Submitted to: Book Chapter
Publication Type: Book / Chapter
Publication Acceptance Date: 12/15/1998
Publication Date: N/A
Interpretive Summary: It is often difficult to identify unique sources of genes in large plant germplasm collections. Also, it is important that germplasm collectors maximize their efforts when conducting field expeditions to find unique plants to add to existing germplasm collections. Several methodological approaches are provided to explore the relationship between features of the natural environments from where germplasm is collected and how closely different germplasm is related. It was possible to identify the geographic and climatic features of collecting environments that determine where different kinds of plants are naturally found. This kind of information will help germplasm users and managers more effectively plan future collection expeditions, reduce the changes of genetic diversity being lost and ensure that these valuable traits preserved for crop improvement.
Technical Abstract: The relationships of plants to their natural environments can be used to facilitate germplasm collection, maintenance, and utilization.
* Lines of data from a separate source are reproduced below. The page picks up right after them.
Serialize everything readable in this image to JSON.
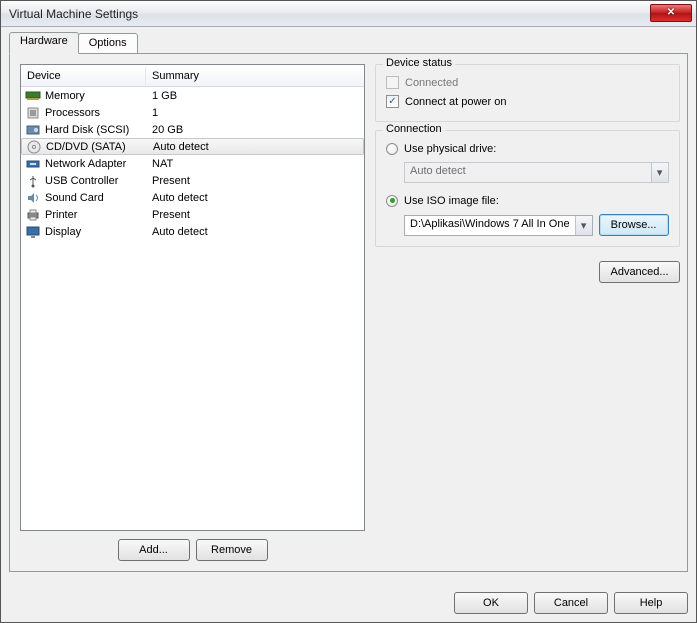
{
  "window": {
    "title": "Virtual Machine Settings"
  },
  "tabs": {
    "hardware": "Hardware",
    "options": "Options"
  },
  "devlist": {
    "header_device": "Device",
    "header_summary": "Summary",
    "rows": [
      {
        "name": "Memory",
        "summary": "1 GB",
        "icon": "memory"
      },
      {
        "name": "Processors",
        "summary": "1",
        "icon": "cpu"
      },
      {
        "name": "Hard Disk (SCSI)",
        "summary": "20 GB",
        "icon": "hdd"
      },
      {
        "name": "CD/DVD (SATA)",
        "summary": "Auto detect",
        "icon": "cd",
        "selected": true
      },
      {
        "name": "Network Adapter",
        "summary": "NAT",
        "icon": "net"
      },
      {
        "name": "USB Controller",
        "summary": "Present",
        "icon": "usb"
      },
      {
        "name": "Sound Card",
        "summary": "Auto detect",
        "icon": "sound"
      },
      {
        "name": "Printer",
        "summary": "Present",
        "icon": "printer"
      },
      {
        "name": "Display",
        "summary": "Auto detect",
        "icon": "display"
      }
    ]
  },
  "buttons": {
    "add": "Add...",
    "remove": "Remove",
    "ok": "OK",
    "cancel": "Cancel",
    "help": "Help",
    "advanced": "Advanced...",
    "browse": "Browse..."
  },
  "status": {
    "legend": "Device status",
    "connected": "Connected",
    "connected_checked": false,
    "connected_enabled": false,
    "power_on": "Connect at power on",
    "power_on_checked": true
  },
  "connection": {
    "legend": "Connection",
    "use_physical": "Use physical drive:",
    "physical_value": "Auto detect",
    "physical_selected": false,
    "use_iso": "Use ISO image file:",
    "iso_selected": true,
    "iso_value": "D:\\Aplikasi\\Windows 7 All In One"
  }
}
The purpose of this paper is to: (i) provide a background on how germplasm genetic composition is influenced by natural environments; (ii) present methods using temperate forage legume examples. Ecogeographic data was estimated from latitude and longitude coordinates of collecting sites using geographic information system (GIS) software in conjunction with ecogeographic datasets. Nuclear ribosomal DNA internal transcribed spacer (ITS) sequences and random amplified polymorphic DNA (RAPD) markers were used to estimate inter-and intra-specific genetic relationships among forage germplasm collected at various levels of geographic scale and from diverse environments. Genetic associations with geographic characteristics of germplasm collection sites was done by the Mantel Z matrix comparison. Significant ecogeographic features related to genetic diversity were identified for different species, growth forms, regions, and levels of geographic scale. These approaches will help plan future collection expeditions by increasing the opportunities to find novel germplasm that is unique. Also, by integrating what we already know about germplasm holdings with information obtained from molecular and GIS technologies, genebank users will be better to manage, utilize, and preserve these valuable resources.